As we all know, retention is the proportion of money that the Client/Principal Contractor holds back as a 'lever' to persuade the sub-contractor to correct any defects that might become apparent after the contract has been signed.
A typical retention figure is 5% of the certified contract value. Half of this is released upon 'practical completion' of the project and the other half, after the defects libility period, providing the sub-contractor has corrected defective works.
So far, so good.
However, Principal Contractors are always trying to find ways of avoiding payment. A common one is the setting of increasingly longer defects liability timescales for the point at which retention should be released.
Another way, is not to automatically release the retention but to wait until for the sub-contractor to claim and even then try to ignore the sub-contractor's claim and hope that they will just 'go away'.
A common 'excuse' used by Principal COntractors is that they haven't achieved 'practical completion' on the project as a whole, so can't release any retentions (This could be on a project that has a 1-2 year programme!!)

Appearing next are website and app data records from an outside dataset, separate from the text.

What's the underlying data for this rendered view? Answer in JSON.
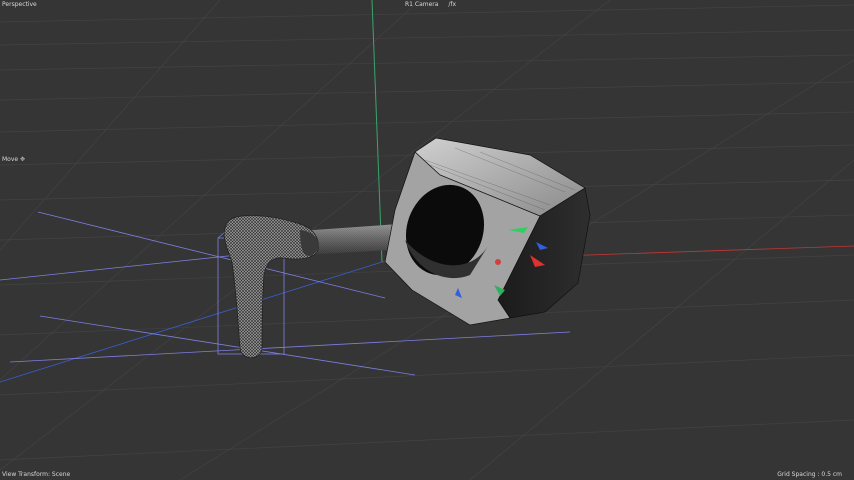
{
  "viewport": {
    "view_name": "Perspective",
    "camera_name": "R1 Camera",
    "camera_button": "/fx",
    "tool_label": "Move",
    "tool_icon": "move-cross-icon",
    "view_transform": "View Transform: Scene",
    "grid_spacing": "Grid Spacing : 0.5 cm"
  },
  "colors": {
    "background": "#353535",
    "axis_x": "#c03838",
    "axis_y": "#3aa46a",
    "axis_z": "#3a5ed0",
    "bounding_box": "#8a8cff",
    "mesh_light": "#bdbdbd",
    "mesh_dark": "#1a1a1a"
  }
}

Some unscrupulous Principal Contractors even make the absorption of sub-contractors retentions into their own profits part of their usual operating procedure. Often, sub-contractors are left with the only option of pursuing their claim through the Courts.
Time for a change in the law or time for sub-contractors not to sign up to sub-contracts with the type of terms that are designed to ensure that sub-contractors never see their retentions?